PROBLEM TO WORK ON - Scan the material and copy out each line where the word "ALTRH" occurs.

RECORDED INFORMATION -

====================

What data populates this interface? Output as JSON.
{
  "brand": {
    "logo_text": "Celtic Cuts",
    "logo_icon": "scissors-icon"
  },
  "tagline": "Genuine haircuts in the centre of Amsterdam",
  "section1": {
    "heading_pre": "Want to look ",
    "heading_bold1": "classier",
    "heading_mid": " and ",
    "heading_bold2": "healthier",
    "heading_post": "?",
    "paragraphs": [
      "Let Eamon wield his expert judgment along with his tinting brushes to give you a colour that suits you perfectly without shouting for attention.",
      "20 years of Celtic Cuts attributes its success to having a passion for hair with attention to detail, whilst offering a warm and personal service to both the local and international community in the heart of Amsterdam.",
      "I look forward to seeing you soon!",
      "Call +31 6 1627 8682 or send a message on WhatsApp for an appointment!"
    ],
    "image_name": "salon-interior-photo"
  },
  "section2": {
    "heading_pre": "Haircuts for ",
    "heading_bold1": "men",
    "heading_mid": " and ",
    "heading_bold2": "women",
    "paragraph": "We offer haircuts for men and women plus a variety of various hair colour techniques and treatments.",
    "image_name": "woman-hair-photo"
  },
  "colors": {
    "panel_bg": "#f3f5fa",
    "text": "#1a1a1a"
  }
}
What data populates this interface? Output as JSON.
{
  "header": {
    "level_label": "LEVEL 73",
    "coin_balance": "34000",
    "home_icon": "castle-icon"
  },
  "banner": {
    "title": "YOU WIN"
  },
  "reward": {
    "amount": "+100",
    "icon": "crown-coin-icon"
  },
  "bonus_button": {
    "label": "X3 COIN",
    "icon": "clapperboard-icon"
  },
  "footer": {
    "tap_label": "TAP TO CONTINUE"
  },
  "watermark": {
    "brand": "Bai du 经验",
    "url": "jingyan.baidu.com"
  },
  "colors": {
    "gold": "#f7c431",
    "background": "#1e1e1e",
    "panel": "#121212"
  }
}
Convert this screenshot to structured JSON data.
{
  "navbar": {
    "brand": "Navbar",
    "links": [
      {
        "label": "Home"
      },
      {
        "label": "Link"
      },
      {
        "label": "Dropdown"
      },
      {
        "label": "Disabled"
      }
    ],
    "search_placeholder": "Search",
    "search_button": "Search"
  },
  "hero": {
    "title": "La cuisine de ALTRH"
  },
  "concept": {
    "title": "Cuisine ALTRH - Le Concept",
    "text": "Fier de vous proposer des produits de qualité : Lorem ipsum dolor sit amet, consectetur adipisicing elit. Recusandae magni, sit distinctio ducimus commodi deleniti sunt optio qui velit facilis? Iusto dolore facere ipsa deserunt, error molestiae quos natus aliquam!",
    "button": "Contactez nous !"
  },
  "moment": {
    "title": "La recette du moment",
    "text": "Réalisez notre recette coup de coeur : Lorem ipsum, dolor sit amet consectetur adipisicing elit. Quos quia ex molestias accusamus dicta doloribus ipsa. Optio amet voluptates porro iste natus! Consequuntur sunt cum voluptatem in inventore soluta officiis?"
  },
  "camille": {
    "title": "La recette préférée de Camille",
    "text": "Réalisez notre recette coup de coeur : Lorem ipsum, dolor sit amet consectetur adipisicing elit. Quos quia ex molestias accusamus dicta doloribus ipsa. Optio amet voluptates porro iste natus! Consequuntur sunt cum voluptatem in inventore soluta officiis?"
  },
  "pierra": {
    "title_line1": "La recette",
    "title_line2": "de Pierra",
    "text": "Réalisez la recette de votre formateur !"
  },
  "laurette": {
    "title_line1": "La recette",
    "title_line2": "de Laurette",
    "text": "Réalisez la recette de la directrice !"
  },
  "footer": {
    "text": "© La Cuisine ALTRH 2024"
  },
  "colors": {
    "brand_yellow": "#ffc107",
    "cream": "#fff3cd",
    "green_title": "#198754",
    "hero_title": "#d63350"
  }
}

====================

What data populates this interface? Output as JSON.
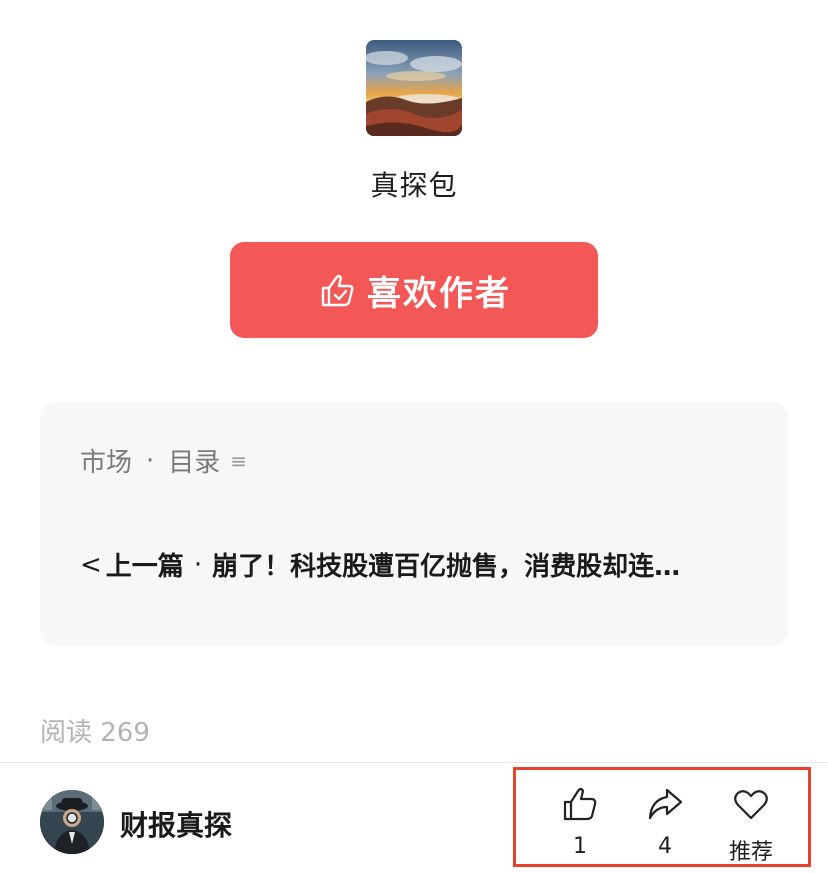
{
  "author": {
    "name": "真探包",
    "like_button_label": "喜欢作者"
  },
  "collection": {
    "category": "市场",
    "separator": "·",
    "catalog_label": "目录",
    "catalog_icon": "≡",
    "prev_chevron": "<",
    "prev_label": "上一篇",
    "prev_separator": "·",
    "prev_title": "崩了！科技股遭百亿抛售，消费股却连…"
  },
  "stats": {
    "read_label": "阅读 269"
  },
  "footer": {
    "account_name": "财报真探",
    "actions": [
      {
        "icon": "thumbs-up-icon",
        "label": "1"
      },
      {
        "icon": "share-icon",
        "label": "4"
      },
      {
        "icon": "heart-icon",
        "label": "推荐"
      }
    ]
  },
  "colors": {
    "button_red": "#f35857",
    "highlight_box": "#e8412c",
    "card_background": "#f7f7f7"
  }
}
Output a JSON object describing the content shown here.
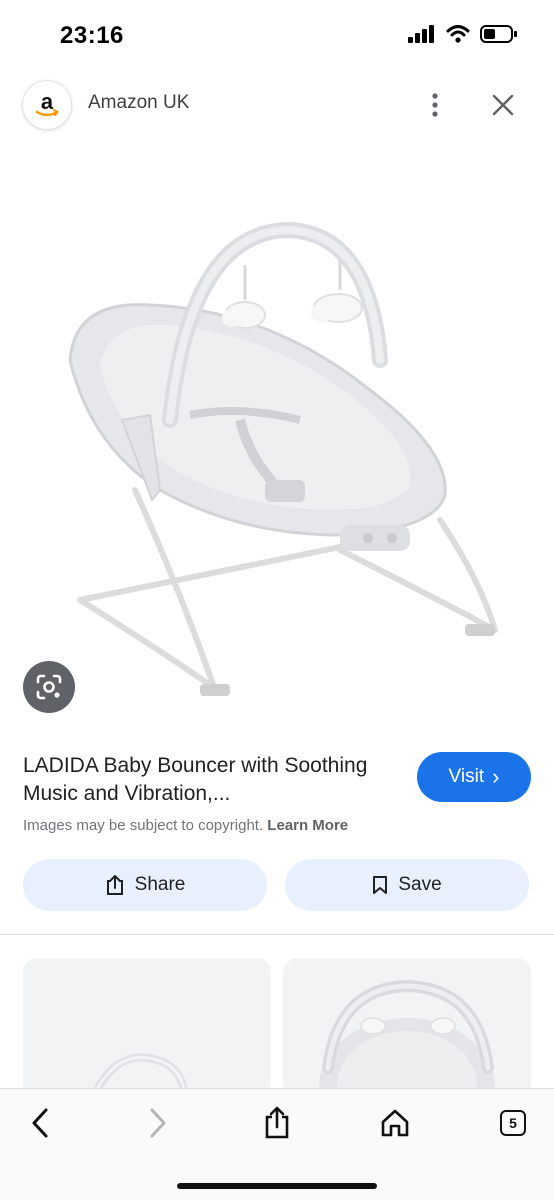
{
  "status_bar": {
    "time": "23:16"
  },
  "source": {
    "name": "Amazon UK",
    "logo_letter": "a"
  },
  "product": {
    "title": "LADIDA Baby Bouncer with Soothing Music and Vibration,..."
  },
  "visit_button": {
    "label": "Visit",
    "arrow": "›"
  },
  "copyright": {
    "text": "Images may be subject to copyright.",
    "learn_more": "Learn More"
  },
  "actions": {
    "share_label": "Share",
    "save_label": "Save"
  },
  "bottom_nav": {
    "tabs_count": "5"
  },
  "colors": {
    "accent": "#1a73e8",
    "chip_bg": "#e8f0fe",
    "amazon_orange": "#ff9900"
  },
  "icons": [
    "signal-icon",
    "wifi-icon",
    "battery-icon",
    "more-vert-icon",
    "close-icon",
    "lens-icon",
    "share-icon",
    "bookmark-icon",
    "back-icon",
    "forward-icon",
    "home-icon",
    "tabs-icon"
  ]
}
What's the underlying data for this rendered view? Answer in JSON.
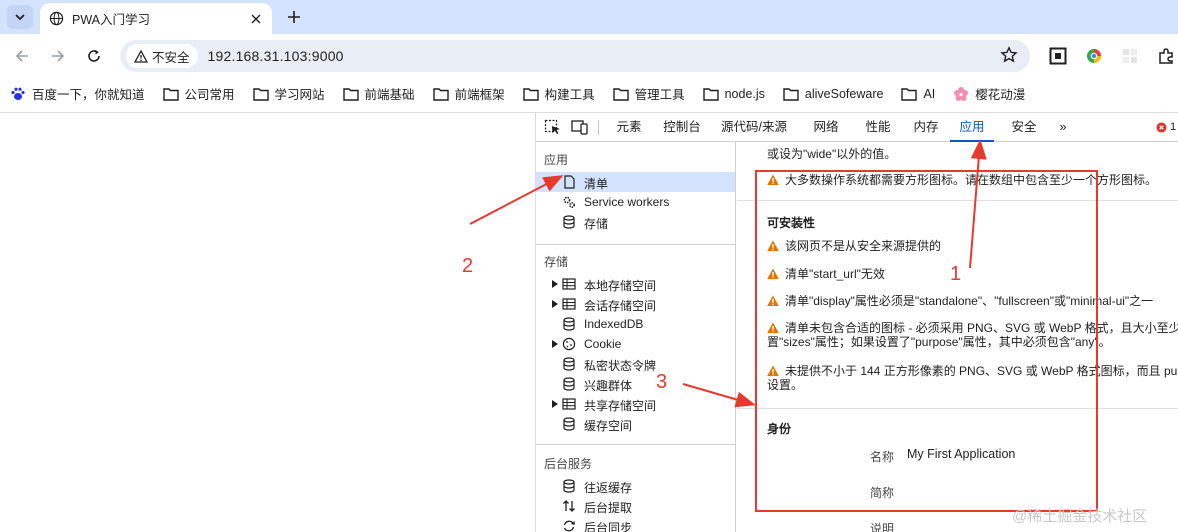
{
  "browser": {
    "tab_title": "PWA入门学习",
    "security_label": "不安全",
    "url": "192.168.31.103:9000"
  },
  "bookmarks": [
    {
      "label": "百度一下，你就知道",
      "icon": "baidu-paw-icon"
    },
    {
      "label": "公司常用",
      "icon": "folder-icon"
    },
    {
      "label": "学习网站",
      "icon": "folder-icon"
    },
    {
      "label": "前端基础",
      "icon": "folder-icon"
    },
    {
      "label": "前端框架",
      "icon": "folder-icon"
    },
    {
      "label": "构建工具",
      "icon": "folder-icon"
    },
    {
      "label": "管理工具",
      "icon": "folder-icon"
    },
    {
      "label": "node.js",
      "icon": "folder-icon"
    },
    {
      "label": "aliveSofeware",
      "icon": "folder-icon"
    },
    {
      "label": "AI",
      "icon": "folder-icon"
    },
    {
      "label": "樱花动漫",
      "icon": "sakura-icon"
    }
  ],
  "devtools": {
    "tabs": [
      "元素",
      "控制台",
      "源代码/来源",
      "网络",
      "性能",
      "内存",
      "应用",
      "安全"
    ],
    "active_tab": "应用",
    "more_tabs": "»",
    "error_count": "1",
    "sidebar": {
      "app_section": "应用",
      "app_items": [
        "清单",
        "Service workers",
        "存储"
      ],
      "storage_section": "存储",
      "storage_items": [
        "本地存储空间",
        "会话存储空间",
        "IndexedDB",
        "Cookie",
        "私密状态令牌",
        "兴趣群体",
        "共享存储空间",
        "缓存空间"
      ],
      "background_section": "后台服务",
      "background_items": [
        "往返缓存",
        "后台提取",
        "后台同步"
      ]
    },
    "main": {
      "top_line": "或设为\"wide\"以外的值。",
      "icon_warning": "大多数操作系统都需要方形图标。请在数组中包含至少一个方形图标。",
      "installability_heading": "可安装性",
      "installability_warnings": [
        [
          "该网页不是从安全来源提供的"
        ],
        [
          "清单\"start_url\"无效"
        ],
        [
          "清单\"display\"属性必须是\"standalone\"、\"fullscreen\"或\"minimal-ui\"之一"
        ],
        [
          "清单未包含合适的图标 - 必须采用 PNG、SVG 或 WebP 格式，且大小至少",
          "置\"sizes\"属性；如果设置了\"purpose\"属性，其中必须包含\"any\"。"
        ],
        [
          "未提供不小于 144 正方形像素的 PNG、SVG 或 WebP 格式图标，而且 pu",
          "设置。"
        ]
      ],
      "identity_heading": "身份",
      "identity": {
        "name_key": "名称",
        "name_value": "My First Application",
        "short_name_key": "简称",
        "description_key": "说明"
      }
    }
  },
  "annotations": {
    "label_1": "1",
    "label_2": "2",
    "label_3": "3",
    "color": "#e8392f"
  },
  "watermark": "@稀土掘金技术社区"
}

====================

TASK SOLUTION -
    "title": "La cuisine de ALTRH"
    "title": "Cuisine ALTRH - Le Concept",
    "text": "© La Cuisine ALTRH 2024"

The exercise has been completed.